Problem statement ▸ Each entry below is to be extracted exactly.

(Dataset rows describing interfaces)
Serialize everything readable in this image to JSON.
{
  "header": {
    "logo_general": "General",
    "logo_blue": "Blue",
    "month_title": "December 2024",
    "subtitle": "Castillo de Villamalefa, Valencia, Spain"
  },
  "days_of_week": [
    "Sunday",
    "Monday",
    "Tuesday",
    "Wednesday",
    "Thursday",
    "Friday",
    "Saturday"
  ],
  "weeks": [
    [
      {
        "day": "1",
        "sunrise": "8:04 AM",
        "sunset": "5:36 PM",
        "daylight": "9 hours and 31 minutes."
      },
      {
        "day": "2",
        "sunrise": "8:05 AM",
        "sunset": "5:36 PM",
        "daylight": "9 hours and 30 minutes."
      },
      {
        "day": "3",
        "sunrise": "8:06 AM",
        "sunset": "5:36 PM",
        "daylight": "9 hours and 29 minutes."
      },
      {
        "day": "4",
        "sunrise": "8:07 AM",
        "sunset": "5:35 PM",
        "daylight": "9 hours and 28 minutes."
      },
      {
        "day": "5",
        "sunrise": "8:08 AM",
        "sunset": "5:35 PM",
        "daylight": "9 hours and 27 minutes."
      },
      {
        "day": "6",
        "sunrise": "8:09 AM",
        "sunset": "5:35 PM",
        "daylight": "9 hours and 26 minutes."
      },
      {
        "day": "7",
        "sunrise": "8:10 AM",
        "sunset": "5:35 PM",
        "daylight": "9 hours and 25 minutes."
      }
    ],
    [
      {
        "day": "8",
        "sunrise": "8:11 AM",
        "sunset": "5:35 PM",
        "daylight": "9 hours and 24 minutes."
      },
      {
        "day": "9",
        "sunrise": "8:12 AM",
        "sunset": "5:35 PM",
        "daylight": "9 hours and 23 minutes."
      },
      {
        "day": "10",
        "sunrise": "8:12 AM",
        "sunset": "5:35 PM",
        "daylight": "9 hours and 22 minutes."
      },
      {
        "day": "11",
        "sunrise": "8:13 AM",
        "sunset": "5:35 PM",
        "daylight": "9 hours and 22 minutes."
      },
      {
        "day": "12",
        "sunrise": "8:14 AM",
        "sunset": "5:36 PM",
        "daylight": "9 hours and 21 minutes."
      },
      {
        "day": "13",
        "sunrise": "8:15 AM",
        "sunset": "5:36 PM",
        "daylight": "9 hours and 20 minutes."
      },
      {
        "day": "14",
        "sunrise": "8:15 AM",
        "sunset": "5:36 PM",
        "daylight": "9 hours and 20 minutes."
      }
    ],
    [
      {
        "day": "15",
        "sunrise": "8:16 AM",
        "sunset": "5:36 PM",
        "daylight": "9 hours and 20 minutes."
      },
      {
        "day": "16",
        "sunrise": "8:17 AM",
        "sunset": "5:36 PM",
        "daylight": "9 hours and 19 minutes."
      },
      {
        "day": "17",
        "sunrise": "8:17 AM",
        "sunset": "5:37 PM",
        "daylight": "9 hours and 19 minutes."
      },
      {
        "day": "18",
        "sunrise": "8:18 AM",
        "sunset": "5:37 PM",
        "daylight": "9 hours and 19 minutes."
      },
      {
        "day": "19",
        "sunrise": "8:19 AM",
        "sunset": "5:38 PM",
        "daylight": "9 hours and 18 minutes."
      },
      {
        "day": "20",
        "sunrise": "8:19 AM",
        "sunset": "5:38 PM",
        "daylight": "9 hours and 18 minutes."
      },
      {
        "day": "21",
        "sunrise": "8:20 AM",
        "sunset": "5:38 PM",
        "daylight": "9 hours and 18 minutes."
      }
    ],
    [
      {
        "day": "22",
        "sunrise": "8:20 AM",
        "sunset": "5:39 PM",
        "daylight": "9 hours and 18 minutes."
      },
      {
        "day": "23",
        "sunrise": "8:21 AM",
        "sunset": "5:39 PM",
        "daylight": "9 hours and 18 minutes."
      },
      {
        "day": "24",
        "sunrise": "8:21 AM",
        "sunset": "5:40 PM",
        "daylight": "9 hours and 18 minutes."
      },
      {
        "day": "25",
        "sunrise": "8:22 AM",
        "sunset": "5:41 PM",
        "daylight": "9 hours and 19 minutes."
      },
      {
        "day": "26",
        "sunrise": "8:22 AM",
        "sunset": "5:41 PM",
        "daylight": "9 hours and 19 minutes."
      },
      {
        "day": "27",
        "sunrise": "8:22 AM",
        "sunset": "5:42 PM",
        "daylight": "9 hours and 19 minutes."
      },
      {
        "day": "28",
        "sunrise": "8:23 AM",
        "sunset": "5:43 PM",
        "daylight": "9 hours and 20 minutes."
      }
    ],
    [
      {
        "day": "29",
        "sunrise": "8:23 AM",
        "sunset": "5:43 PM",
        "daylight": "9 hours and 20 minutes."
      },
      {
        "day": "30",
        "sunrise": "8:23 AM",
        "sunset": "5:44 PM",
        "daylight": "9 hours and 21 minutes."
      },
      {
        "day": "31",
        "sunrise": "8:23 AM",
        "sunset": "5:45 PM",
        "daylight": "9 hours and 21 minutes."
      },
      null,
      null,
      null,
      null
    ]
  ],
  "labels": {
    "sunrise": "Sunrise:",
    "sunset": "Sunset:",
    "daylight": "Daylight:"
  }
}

Response area ▸
Serialize everything readable in this image to JSON.
{
  "header": {
    "logo_general": "General",
    "logo_blue": "Blue",
    "month_title": "December 2024",
    "subtitle": "Castillo de Villamalefa, Valencia, Spain"
  },
  "days_of_week": [
    "Sunday",
    "Monday",
    "Tuesday",
    "Wednesday",
    "Thursday",
    "Friday",
    "Saturday"
  ],
  "weeks": [
    [
      {
        "day": "1",
        "sunrise": "8:04 AM",
        "sunset": "5:36 PM",
        "daylight": "9 hours and 31 minutes."
      },
      {
        "day": "2",
        "sunrise": "8:05 AM",
        "sunset": "5:36 PM",
        "daylight": "9 hours and 30 minutes."
      },
      {
        "day": "3",
        "sunrise": "8:06 AM",
        "sunset": "5:36 PM",
        "daylight": "9 hours and 29 minutes."
      },
      {
        "day": "4",
        "sunrise": "8:07 AM",
        "sunset": "5:35 PM",
        "daylight": "9 hours and 28 minutes."
      },
      {
        "day": "5",
        "sunrise": "8:08 AM",
        "sunset": "5:35 PM",
        "daylight": "9 hours and 27 minutes."
      },
      {
        "day": "6",
        "sunrise": "8:09 AM",
        "sunset": "5:35 PM",
        "daylight": "9 hours and 26 minutes."
      },
      {
        "day": "7",
        "sunrise": "8:10 AM",
        "sunset": "5:35 PM",
        "daylight": "9 hours and 25 minutes."
      }
    ],
    [
      {
        "day": "8",
        "sunrise": "8:11 AM",
        "sunset": "5:35 PM",
        "daylight": "9 hours and 24 minutes."
      },
      {
        "day": "9",
        "sunrise": "8:12 AM",
        "sunset": "5:35 PM",
        "daylight": "9 hours and 23 minutes."
      },
      {
        "day": "10",
        "sunrise": "8:12 AM",
        "sunset": "5:35 PM",
        "daylight": "9 hours and 22 minutes."
      },
      {
        "day": "11",
        "sunrise": "8:13 AM",
        "sunset": "5:35 PM",
        "daylight": "9 hours and 22 minutes."
      },
      {
        "day": "12",
        "sunrise": "8:14 AM",
        "sunset": "5:36 PM",
        "daylight": "9 hours and 21 minutes."
      },
      {
        "day": "13",
        "sunrise": "8:15 AM",
        "sunset": "5:36 PM",
        "daylight": "9 hours and 20 minutes."
      },
      {
        "day": "14",
        "sunrise": "8:15 AM",
        "sunset": "5:36 PM",
        "daylight": "9 hours and 20 minutes."
      }
    ],
    [
      {
        "day": "15",
        "sunrise": "8:16 AM",
        "sunset": "5:36 PM",
        "daylight": "9 hours and 20 minutes."
      },
      {
        "day": "16",
        "sunrise": "8:17 AM",
        "sunset": "5:36 PM",
        "daylight": "9 hours and 19 minutes."
      },
      {
        "day": "17",
        "sunrise": "8:17 AM",
        "sunset": "5:37 PM",
        "daylight": "9 hours and 19 minutes."
      },
      {
        "day": "18",
        "sunrise": "8:18 AM",
        "sunset": "5:37 PM",
        "daylight": "9 hours and 19 minutes."
      },
      {
        "day": "19",
        "sunrise": "8:19 AM",
        "sunset": "5:38 PM",
        "daylight": "9 hours and 18 minutes."
      },
      {
        "day": "20",
        "sunrise": "8:19 AM",
        "sunset": "5:38 PM",
        "daylight": "9 hours and 18 minutes."
      },
      {
        "day": "21",
        "sunrise": "8:20 AM",
        "sunset": "5:38 PM",
        "daylight": "9 hours and 18 minutes."
      }
    ],
    [
      {
        "day": "22",
        "sunrise": "8:20 AM",
        "sunset": "5:39 PM",
        "daylight": "9 hours and 18 minutes."
      },
      {
        "day": "23",
        "sunrise": "8:21 AM",
        "sunset": "5:39 PM",
        "daylight": "9 hours and 18 minutes."
      },
      {
        "day": "24",
        "sunrise": "8:21 AM",
        "sunset": "5:40 PM",
        "daylight": "9 hours and 18 minutes."
      },
      {
        "day": "25",
        "sunrise": "8:22 AM",
        "sunset": "5:41 PM",
        "daylight": "9 hours and 19 minutes."
      },
      {
        "day": "26",
        "sunrise": "8:22 AM",
        "sunset": "5:41 PM",
        "daylight": "9 hours and 19 minutes."
      },
      {
        "day": "27",
        "sunrise": "8:22 AM",
        "sunset": "5:42 PM",
        "daylight": "9 hours and 19 minutes."
      },
      {
        "day": "28",
        "sunrise": "8:23 AM",
        "sunset": "5:43 PM",
        "daylight": "9 hours and 20 minutes."
      }
    ],
    [
      {
        "day": "29",
        "sunrise": "8:23 AM",
        "sunset": "5:43 PM",
        "daylight": "9 hours and 20 minutes."
      },
      {
        "day": "30",
        "sunrise": "8:23 AM",
        "sunset": "5:44 PM",
        "daylight": "9 hours and 21 minutes."
      },
      {
        "day": "31",
        "sunrise": "8:23 AM",
        "sunset": "5:45 PM",
        "daylight": "9 hours and 21 minutes."
      },
      null,
      null,
      null,
      null
    ]
  ],
  "labels": {
    "sunrise": "Sunrise:",
    "sunset": "Sunset:",
    "daylight": "Daylight:"
  }
}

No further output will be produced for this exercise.